Mental practice

Mental Practice

Mental practice of tasks is a relatively new therapy that is receiving increasing attention within rehabilitation research. Mental practice can be defined as: ‘‘The repetition or rehearsing imagined motor acts with the intention of improving their physical execution’’(Malouin & Richards, 2010).

Practising a skill mentally is a potential  method to increase the amount of practice during rehabilitation in a safe way with relatively low costs. After initial learning, the mental practice technique can be practiced by the patient independent from the therapist, location and time of the day.

2-Day workshop on applying mental practice in stroke rehabilitation is available
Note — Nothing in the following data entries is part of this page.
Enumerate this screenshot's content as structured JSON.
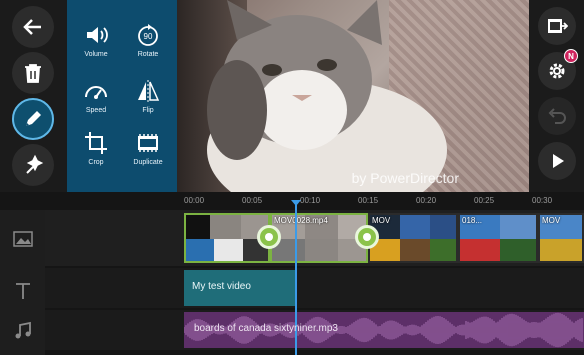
{
  "left_toolbar": {
    "items": [
      {
        "name": "back-arrow-icon"
      },
      {
        "name": "trash-icon"
      },
      {
        "name": "pencil-icon"
      },
      {
        "name": "magic-wand-icon"
      }
    ]
  },
  "edit_menu": {
    "items": [
      {
        "label": "Volume",
        "icon": "volume-icon"
      },
      {
        "label": "Rotate",
        "icon": "rotate-icon",
        "badge": "90"
      },
      {
        "label": "Speed",
        "icon": "speed-gauge-icon"
      },
      {
        "label": "Flip",
        "icon": "flip-icon"
      },
      {
        "label": "Crop",
        "icon": "crop-icon"
      },
      {
        "label": "Duplicate",
        "icon": "duplicate-icon"
      }
    ]
  },
  "preview": {
    "watermark": "by PowerDirector"
  },
  "right_toolbar": {
    "items": [
      {
        "name": "export-film-icon"
      },
      {
        "name": "settings-gear-icon",
        "badge": "N"
      },
      {
        "name": "undo-icon",
        "disabled": true
      },
      {
        "name": "play-icon"
      }
    ]
  },
  "timeline": {
    "ticks": [
      "00:00",
      "00:05",
      "00:10",
      "00:15",
      "00:20",
      "00:25",
      "00:30"
    ],
    "video_clips": [
      {
        "label": ""
      },
      {
        "label": "MOV0028.mp4"
      },
      {
        "label": "MOV"
      },
      {
        "label": "018..."
      },
      {
        "label": "MOV"
      }
    ],
    "text_clip": "My test video",
    "audio_clip": "boards of canada sixtyniner.mp3"
  },
  "colors": {
    "accent_blue": "#0d4c6e",
    "playhead": "#3b9be8",
    "clip_border": "#7cb342",
    "text_track": "#1f6d79",
    "audio_track": "#5d2f68",
    "badge": "#d0245e"
  }
}
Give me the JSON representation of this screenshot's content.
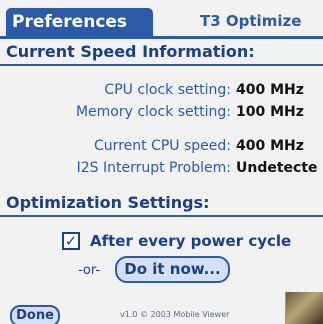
{
  "header": {
    "title": "Preferences",
    "app_name": "T3 Optimize"
  },
  "speed_info": {
    "heading": "Current Speed Information:",
    "rows": [
      {
        "label": "CPU clock setting:",
        "value": "400 MHz"
      },
      {
        "label": "Memory clock setting:",
        "value": "100 MHz"
      },
      {
        "label": "Current CPU speed:",
        "value": "400 MHz"
      },
      {
        "label": "I2S Interrupt Problem:",
        "value": "Undetecte"
      }
    ]
  },
  "optimization": {
    "heading": "Optimization Settings:",
    "checkbox_label": "After every power cycle",
    "checkbox_checked": true,
    "checkbox_glyph": "✓",
    "or_text": "-or-",
    "do_it_button": "Do it now..."
  },
  "footer": {
    "done_button": "Done",
    "version": "v1.0 © 2003 Mobile Viewer"
  }
}
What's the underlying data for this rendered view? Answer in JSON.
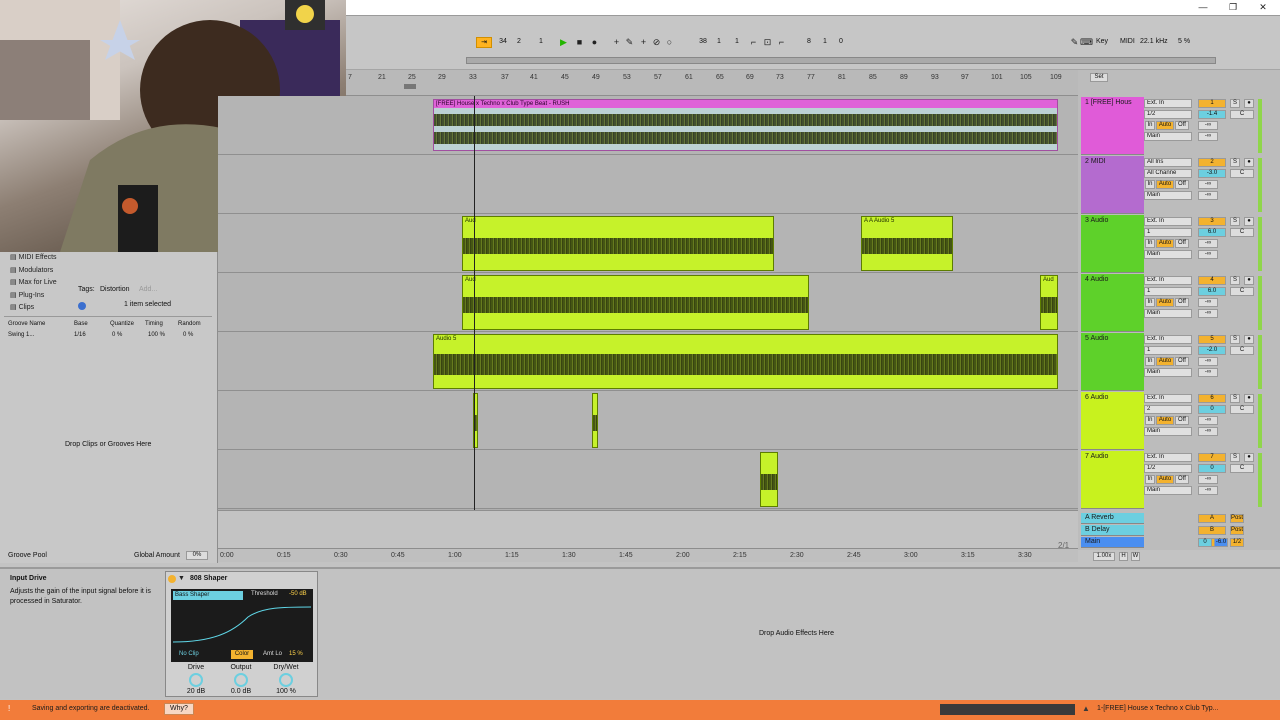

Treating patients after stroke is very challenging: patients are often vulnerable, especially in the (sub) acute phase of recovery, and stroke is a complex pathology which can lead to a variety  of symptoms. While it is reasonably established that the overall process of neurological rehabilitation is effective, there is little evidence to support many specific rehabilitation therapeutic techniques. Currently it seems that task orientated practice (i.e. practising an activity of relevance) is the most effective single therapeutic technique.